If there is a common theme in the works I wish to exhibit, it is one best expressed by qualities like peacefulness, quietude, relaxation, playfulness, humor, and harmony. Our visual world these days is over-wrought with images that are restless, anxious, angry, discordant, and violent. I have, throughout my life, considered my art-making as a personal antidote to those sorts of often-painful energies. It is my hope that others can find a flash of beauty, a smile, or a moment's meaningful peace in my pictures.
All of the pieces for this show are archivally-stable photographs printed by me specifically for this exhibition. All have been printed on museum-quality papers. While photographs and prints have traditionally been exhibited framed behind glass, there has been, in recent years, an increasingly popular trend away from that format. In my view, museum quality glass is exorbitantly expensive, and lesser glazing materials impede the viewing experience due to reflections and distortions. It has become feasible to protect the surfaces and image qualities of photographs using contemporary coating materials which prevent atmospheric chemicals, dust, and ultraviolet light from degrading the imagery in a work of art. What's more, unframed works are more affordable and provide the purchaser with the opportunity to frame or present the works in a way they prefer, without paying for a rather unattractive gallery frame.
I received my first camera—an original Brownie box—in 1949, as a gift from my baby sitter. I was 4 years old and amazed at this marvelous new toy. By the age of 10 I had begun developing my family's snapshots in a darkened root cellar, and for my 12th birthday my father bought me my first "real" camera: a 35mm Argus C-Twenty. At 14 I had my own darkroom, and in high school I was president of the camera club and official photographer for the school newspaper.

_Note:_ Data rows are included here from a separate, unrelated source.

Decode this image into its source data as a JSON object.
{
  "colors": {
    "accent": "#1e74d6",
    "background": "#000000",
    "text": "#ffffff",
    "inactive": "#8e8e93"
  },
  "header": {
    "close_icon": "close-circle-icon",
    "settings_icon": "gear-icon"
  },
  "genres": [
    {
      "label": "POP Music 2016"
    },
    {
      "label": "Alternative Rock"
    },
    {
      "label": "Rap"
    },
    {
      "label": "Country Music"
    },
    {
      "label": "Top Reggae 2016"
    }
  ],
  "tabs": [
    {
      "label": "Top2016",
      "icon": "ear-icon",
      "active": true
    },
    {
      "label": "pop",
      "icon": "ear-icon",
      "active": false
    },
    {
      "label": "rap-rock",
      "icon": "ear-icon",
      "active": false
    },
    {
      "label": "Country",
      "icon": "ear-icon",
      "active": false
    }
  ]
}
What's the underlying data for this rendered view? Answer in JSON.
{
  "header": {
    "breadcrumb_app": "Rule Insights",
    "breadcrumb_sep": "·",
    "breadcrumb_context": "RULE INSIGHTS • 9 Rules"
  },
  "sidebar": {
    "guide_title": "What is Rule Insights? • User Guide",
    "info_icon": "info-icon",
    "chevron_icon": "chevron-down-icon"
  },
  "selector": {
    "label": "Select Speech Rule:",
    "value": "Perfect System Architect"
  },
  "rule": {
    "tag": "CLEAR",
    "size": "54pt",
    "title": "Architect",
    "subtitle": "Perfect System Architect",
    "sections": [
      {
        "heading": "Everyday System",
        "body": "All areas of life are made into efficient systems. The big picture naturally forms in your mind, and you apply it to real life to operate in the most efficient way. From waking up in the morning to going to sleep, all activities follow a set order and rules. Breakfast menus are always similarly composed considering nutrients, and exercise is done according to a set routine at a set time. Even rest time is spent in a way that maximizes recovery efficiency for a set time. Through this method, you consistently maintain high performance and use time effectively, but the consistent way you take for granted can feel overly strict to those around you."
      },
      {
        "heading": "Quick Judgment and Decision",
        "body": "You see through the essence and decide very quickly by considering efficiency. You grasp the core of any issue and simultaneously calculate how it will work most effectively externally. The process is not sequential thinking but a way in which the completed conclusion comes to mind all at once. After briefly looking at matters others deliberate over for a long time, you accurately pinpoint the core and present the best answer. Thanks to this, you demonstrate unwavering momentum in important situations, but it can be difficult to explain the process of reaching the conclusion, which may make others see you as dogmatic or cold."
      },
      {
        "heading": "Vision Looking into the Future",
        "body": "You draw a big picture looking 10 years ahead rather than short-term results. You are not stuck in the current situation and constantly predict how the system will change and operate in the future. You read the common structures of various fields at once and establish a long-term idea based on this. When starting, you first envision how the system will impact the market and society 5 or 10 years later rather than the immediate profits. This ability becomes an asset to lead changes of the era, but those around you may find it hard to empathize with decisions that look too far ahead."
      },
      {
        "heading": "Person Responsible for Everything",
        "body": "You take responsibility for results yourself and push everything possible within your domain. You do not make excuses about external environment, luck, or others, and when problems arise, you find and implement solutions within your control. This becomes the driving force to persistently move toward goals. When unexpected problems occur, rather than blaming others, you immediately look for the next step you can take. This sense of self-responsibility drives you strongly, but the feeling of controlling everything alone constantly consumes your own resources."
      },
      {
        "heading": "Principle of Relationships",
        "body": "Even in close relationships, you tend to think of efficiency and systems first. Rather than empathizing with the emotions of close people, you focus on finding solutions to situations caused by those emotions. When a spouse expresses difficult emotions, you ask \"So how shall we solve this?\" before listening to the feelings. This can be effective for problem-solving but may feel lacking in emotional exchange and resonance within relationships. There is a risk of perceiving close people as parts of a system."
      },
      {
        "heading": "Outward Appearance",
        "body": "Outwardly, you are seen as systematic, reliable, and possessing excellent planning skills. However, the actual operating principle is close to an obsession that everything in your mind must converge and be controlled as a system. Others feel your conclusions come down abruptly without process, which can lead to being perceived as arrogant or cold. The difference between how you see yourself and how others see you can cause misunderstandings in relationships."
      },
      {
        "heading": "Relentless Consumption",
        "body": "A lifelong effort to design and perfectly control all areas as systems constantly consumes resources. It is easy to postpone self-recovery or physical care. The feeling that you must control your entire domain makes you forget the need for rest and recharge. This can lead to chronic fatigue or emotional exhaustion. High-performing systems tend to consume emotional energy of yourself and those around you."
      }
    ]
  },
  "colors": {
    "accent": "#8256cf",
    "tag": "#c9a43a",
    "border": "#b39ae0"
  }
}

In the late 1960s I used the G. I. Bill to get professional training in photography and film production and went on to work as production manager for a radio, television and film company. Following that I worked as a writer, photographer and managing editor for various print media in New York City before returning to university to pursue my doctorate in anthropology. I am now a retired scholar/professor with a lifelong avocational and semi-professional interest in photography and filmmaking. I have showed photo works sporadically throughout my adult life. Since retiring in 2002, I have had nine solo or small-group shows and my works have appeared in a few dozen group shows in Central Virginia.